But when it comes to personal interests and their promotion in a teachers’ association’s newsletter, which explicitly invites teachers to share their experience with the readers, it is even more difficult to define what constitutes “promotion”. I have been a teacher educator for almost twenty years, a materials writer for ten and an academic manager for seven. If you ask me to share my experience with you, I might tell you about the DELTA and CELTA courses that I have taught on, the rewards and the challenges, the things I have learnt and the things that I am still finding it difficult to learn; I might also tell you about the City & Guilds ESOL exams which I am now working with and the Cambridge ESOL exams for which I have worked in the past; I might also tell you about the challenges of designing the syllabuses and training and assessing the teachers and the Directors of Studies at the Eurognosi language school chain, of which I was Academic Director; and I might also tell you about Action, my first coursebook series, Lift off, my second, and Code, the most recent coursebook I worked on and what I learnt from my experience as a coursebook author. Does this mean that I am promoting DELTA, CELTA, City & Guilds, Cambridge ESOL, Eurognosi, Action, Lift off or Code? Does it mean that I am promoting myself? And if the latter, what exactly am I promoting myself as? And for what? And to whom?

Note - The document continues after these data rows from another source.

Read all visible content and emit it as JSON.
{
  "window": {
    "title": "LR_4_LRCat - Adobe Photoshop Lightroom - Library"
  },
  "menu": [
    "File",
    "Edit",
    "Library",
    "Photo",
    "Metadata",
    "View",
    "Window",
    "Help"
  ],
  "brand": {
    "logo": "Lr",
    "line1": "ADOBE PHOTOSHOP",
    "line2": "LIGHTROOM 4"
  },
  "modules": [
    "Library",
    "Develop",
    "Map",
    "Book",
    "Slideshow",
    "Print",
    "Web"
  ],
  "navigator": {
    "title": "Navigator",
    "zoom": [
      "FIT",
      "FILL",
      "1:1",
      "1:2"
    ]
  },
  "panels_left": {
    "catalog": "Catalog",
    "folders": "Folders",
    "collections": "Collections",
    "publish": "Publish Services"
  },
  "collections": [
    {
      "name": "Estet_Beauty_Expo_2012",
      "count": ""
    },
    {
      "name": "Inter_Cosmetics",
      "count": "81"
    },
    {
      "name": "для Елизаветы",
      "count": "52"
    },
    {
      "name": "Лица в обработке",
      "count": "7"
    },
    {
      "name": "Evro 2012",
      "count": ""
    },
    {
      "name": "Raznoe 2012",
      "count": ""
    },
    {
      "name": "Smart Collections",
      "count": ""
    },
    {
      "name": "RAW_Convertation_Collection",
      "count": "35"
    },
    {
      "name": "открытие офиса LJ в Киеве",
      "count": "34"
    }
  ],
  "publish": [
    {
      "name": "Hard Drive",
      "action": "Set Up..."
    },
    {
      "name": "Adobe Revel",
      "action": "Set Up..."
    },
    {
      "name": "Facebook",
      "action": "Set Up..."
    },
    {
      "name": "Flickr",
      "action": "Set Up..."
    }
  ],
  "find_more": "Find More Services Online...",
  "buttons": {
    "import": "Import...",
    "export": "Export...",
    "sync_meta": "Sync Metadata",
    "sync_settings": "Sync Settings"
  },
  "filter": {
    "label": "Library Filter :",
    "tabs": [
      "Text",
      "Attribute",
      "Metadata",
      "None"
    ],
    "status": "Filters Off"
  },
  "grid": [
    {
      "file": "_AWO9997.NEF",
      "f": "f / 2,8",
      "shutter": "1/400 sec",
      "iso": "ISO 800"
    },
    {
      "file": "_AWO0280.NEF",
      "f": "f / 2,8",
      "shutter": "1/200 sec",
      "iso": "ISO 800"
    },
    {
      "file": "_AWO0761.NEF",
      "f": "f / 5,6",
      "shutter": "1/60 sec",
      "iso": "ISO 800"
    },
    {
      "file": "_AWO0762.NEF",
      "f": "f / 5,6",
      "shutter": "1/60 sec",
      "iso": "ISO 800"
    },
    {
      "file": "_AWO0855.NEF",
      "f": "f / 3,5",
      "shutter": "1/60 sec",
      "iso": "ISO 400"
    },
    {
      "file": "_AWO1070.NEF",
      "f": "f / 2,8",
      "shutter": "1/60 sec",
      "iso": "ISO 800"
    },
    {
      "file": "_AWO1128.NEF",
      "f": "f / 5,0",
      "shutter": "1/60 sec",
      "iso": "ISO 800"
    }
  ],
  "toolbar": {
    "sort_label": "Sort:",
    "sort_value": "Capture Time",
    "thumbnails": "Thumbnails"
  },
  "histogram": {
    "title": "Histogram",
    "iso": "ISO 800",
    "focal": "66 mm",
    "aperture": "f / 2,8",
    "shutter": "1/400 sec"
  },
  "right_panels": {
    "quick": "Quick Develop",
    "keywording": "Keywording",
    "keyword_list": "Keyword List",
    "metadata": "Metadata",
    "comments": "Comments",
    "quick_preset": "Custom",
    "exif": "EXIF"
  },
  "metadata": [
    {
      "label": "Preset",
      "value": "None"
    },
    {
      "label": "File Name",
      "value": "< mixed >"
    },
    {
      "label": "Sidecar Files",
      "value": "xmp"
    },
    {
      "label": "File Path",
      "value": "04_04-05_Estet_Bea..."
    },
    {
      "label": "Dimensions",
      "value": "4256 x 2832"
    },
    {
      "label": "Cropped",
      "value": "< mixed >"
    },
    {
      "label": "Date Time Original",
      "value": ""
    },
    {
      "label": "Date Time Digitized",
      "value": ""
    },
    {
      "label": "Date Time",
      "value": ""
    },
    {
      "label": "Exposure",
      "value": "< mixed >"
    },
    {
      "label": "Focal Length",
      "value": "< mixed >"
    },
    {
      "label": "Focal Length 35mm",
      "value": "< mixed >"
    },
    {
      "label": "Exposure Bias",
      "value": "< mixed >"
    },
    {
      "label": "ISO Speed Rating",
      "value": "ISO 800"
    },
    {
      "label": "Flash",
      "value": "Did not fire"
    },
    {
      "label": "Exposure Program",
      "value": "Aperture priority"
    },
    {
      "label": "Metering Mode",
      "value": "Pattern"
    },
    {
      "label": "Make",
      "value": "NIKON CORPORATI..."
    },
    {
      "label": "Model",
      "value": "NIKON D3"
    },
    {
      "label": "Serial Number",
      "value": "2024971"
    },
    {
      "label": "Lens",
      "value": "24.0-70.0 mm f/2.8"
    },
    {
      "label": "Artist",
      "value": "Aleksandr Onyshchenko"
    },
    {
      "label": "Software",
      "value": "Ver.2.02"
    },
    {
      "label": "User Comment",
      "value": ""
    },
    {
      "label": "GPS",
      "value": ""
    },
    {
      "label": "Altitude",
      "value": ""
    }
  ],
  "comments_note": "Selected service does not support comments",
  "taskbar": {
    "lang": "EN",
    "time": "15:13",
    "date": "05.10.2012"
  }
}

There are, I think, some very good reasons why publications like TESOL Quarterly, but also IATEFL Voices and the various teachers’ associations newsletters do not include, in their notes to contributors, any clauses like the one that TGNL came up with regarding the promotion of personal or commercial interests:
- It is not always possible to define what constitutes promotion, especially of personal interests. As a result, this criterion can easily be used to conceal the hidden agendas and personal interests (or likes and dislikes) of those who make the editorial decisions.
- When talking about teaching it is often necessary to refer to specific examples from your experience, which would immediately rule your contribution out as it might be taken to be promoting yourself.
- When talking about research you have conducted (in case TGNL seriously wants to become a scholarly journal!) it is essential to refer to your specific context; not to mention that the whole point of submitting an article to a refereed journal is indeed to promote yourself in the academic world (publish or perish)!
Self-appointed (and self-accountable?) gatekeepers
If, then, the motivation behind the rushed and misguided decision made by the elected members of the board of TESOL Greece was, as I suspect, not to prevent teachers from contributing to the TGNL, but to secure an alibi, a retrospective, fool-proof justification for rejecting articles contributed to the TGNL, then the situation is much worse than it would have been if the publication of these submission guidelines were merely a matter of ignorance and confusion. In any case, the questions that remain open are the following:
- What should be the criteria used by the editor of a teachers’ association’s newsletter in accepting or rejecting an article that has been submitted or, worse still, one that has been solicited?
- What is the role and function of the elected board of the association with regard to the association’s newsletter? Do they act as a collective editorial board? If so, does this apply to all submitted articles? Are the members of the association who elected them aware of this function? Are the members of the board competent to make such decisions? And, most importantly, are the criteria and the process used transparent?